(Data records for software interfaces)

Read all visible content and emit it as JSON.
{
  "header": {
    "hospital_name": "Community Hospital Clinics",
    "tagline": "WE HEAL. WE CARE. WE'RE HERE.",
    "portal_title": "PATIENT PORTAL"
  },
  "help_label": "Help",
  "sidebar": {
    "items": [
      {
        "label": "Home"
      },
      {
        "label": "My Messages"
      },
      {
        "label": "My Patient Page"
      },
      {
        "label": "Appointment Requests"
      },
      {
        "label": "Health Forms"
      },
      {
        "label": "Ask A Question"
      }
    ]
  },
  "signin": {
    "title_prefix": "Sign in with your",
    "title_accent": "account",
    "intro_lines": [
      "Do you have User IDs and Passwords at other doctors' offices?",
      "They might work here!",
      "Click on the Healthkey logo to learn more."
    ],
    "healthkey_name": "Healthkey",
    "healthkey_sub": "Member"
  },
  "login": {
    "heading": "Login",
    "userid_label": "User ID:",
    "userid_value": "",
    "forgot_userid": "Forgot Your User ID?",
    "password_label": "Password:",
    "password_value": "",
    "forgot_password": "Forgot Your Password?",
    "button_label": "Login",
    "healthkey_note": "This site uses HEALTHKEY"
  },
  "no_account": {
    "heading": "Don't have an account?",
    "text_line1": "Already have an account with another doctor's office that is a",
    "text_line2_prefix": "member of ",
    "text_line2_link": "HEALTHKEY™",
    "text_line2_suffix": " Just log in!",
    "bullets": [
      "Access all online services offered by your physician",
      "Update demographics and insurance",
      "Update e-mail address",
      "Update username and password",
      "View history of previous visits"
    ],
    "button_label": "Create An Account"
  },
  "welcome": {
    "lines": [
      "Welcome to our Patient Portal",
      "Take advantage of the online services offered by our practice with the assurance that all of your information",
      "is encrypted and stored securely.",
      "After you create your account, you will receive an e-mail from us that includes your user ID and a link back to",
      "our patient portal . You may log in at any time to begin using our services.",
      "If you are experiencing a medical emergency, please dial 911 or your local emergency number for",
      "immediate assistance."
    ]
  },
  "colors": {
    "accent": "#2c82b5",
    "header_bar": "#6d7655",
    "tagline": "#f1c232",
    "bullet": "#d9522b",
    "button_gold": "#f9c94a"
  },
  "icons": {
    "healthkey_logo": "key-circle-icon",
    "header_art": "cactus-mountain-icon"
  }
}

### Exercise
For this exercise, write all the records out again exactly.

### Solution
Read all visible content and emit it as JSON.
{
  "header": {
    "hospital_name": "Community Hospital Clinics",
    "tagline": "WE HEAL. WE CARE. WE'RE HERE.",
    "portal_title": "PATIENT PORTAL"
  },
  "help_label": "Help",
  "sidebar": {
    "items": [
      {
        "label": "Home"
      },
      {
        "label": "My Messages"
      },
      {
        "label": "My Patient Page"
      },
      {
        "label": "Appointment Requests"
      },
      {
        "label": "Health Forms"
      },
      {
        "label": "Ask A Question"
      }
    ]
  },
  "signin": {
    "title_prefix": "Sign in with your",
    "title_accent": "account",
    "intro_lines": [
      "Do you have User IDs and Passwords at other doctors' offices?",
      "They might work here!",
      "Click on the Healthkey logo to learn more."
    ],
    "healthkey_name": "Healthkey",
    "healthkey_sub": "Member"
  },
  "login": {
    "heading": "Login",
    "userid_label": "User ID:",
    "userid_value": "",
    "forgot_userid": "Forgot Your User ID?",
    "password_label": "Password:",
    "password_value": "",
    "forgot_password": "Forgot Your Password?",
    "button_label": "Login",
    "healthkey_note": "This site uses HEALTHKEY"
  },
  "no_account": {
    "heading": "Don't have an account?",
    "text_line1": "Already have an account with another doctor's office that is a",
    "text_line2_prefix": "member of ",
    "text_line2_link": "HEALTHKEY™",
    "text_line2_suffix": " Just log in!",
    "bullets": [
      "Access all online services offered by your physician",
      "Update demographics and insurance",
      "Update e-mail address",
      "Update username and password",
      "View history of previous visits"
    ],
    "button_label": "Create An Account"
  },
  "welcome": {
    "lines": [
      "Welcome to our Patient Portal",
      "Take advantage of the online services offered by our practice with the assurance that all of your information",
      "is encrypted and stored securely.",
      "After you create your account, you will receive an e-mail from us that includes your user ID and a link back to",
      "our patient portal . You may log in at any time to begin using our services.",
      "If you are experiencing a medical emergency, please dial 911 or your local emergency number for",
      "immediate assistance."
    ]
  },
  "colors": {
    "accent": "#2c82b5",
    "header_bar": "#6d7655",
    "tagline": "#f1c232",
    "bullet": "#d9522b",
    "button_gold": "#f9c94a"
  },
  "icons": {
    "healthkey_logo": "key-circle-icon",
    "header_art": "cactus-mountain-icon"
  }
}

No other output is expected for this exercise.